*** Information provided ***
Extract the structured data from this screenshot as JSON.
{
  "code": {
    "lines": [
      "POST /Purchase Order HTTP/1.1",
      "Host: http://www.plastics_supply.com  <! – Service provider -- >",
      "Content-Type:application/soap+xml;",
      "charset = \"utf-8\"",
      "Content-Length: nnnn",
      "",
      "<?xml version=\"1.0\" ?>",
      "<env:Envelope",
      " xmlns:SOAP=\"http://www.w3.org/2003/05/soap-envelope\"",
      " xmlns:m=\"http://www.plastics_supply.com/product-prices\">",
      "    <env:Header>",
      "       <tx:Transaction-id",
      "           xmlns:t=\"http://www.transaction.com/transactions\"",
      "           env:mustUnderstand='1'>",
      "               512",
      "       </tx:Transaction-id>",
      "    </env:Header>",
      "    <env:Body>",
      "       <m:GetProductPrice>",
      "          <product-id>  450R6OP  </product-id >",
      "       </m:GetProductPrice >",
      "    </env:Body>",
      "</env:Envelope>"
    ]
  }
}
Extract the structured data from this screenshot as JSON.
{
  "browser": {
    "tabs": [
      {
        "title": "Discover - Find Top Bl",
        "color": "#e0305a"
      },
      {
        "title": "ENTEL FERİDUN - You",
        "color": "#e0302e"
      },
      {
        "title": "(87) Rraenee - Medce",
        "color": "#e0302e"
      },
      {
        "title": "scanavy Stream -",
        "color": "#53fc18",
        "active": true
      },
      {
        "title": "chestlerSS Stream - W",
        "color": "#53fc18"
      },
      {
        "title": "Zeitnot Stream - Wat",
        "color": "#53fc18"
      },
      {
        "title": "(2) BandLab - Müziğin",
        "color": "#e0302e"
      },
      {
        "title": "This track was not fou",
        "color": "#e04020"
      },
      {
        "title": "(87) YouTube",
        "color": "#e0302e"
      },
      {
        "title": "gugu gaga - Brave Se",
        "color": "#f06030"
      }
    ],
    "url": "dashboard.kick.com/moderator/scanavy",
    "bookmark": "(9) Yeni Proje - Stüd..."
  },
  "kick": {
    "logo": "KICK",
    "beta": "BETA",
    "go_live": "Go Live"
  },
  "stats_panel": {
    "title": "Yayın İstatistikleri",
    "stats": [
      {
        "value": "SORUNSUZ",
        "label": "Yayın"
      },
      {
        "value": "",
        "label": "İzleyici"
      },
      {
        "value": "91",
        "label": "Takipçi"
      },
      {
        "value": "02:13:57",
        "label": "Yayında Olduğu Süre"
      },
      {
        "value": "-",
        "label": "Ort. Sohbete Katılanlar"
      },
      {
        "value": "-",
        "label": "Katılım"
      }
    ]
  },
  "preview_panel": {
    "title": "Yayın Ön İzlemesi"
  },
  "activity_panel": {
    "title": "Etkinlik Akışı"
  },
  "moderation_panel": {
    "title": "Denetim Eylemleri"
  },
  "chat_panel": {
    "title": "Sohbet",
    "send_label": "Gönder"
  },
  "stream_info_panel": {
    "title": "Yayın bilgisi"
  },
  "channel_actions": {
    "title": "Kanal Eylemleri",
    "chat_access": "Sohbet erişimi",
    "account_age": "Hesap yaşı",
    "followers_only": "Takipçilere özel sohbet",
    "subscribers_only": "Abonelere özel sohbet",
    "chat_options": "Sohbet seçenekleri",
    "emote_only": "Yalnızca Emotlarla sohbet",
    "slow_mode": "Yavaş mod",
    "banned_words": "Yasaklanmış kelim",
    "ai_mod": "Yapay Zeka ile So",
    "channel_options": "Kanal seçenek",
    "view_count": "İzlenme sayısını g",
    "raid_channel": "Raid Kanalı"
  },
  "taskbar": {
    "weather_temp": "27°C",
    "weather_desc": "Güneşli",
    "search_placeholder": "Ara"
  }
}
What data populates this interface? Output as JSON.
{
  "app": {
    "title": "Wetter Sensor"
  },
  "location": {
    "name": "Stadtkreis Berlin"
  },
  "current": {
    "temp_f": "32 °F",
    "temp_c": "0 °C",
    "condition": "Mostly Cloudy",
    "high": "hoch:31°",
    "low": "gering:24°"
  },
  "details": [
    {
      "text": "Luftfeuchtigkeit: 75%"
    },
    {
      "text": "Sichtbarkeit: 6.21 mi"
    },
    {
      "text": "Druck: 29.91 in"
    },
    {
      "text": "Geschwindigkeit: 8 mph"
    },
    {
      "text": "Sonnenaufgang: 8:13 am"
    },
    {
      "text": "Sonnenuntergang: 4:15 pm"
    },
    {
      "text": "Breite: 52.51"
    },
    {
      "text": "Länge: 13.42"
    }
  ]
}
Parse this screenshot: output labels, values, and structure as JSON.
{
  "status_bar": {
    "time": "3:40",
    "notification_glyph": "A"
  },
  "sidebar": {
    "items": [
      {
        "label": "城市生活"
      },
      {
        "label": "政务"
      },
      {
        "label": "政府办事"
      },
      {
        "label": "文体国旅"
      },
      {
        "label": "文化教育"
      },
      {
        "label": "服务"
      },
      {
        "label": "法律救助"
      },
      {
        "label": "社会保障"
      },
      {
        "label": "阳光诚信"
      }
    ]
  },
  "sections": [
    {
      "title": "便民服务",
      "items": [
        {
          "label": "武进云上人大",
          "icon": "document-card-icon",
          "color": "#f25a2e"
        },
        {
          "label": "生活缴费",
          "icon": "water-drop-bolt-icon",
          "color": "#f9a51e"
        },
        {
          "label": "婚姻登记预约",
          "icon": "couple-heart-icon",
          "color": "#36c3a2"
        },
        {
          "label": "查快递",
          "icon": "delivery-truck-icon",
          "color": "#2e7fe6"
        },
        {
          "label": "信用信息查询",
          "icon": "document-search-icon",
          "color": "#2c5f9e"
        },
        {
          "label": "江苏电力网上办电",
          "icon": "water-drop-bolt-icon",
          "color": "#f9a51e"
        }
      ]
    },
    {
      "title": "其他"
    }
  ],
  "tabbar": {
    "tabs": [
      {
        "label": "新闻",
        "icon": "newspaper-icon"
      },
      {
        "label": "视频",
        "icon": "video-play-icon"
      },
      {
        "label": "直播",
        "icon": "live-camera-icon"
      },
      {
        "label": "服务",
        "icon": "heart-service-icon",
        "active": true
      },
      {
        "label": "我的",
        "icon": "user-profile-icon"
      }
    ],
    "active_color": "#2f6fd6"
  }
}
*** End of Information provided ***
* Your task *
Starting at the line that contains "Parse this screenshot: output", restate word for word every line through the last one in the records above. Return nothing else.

* Written response *
Parse this screenshot: output labels, values, and structure as JSON.
{
  "status_bar": {
    "time": "3:40",
    "notification_glyph": "A"
  },
  "sidebar": {
    "items": [
      {
        "label": "城市生活"
      },
      {
        "label": "政务"
      },
      {
        "label": "政府办事"
      },
      {
        "label": "文体国旅"
      },
      {
        "label": "文化教育"
      },
      {
        "label": "服务"
      },
      {
        "label": "法律救助"
      },
      {
        "label": "社会保障"
      },
      {
        "label": "阳光诚信"
      }
    ]
  },
  "sections": [
    {
      "title": "便民服务",
      "items": [
        {
          "label": "武进云上人大",
          "icon": "document-card-icon",
          "color": "#f25a2e"
        },
        {
          "label": "生活缴费",
          "icon": "water-drop-bolt-icon",
          "color": "#f9a51e"
        },
        {
          "label": "婚姻登记预约",
          "icon": "couple-heart-icon",
          "color": "#36c3a2"
        },
        {
          "label": "查快递",
          "icon": "delivery-truck-icon",
          "color": "#2e7fe6"
        },
        {
          "label": "信用信息查询",
          "icon": "document-search-icon",
          "color": "#2c5f9e"
        },
        {
          "label": "江苏电力网上办电",
          "icon": "water-drop-bolt-icon",
          "color": "#f9a51e"
        }
      ]
    },
    {
      "title": "其他"
    }
  ],
  "tabbar": {
    "tabs": [
      {
        "label": "新闻",
        "icon": "newspaper-icon"
      },
      {
        "label": "视频",
        "icon": "video-play-icon"
      },
      {
        "label": "直播",
        "icon": "live-camera-icon"
      },
      {
        "label": "服务",
        "icon": "heart-service-icon",
        "active": true
      },
      {
        "label": "我的",
        "icon": "user-profile-icon"
      }
    ],
    "active_color": "#2f6fd6"
  }
}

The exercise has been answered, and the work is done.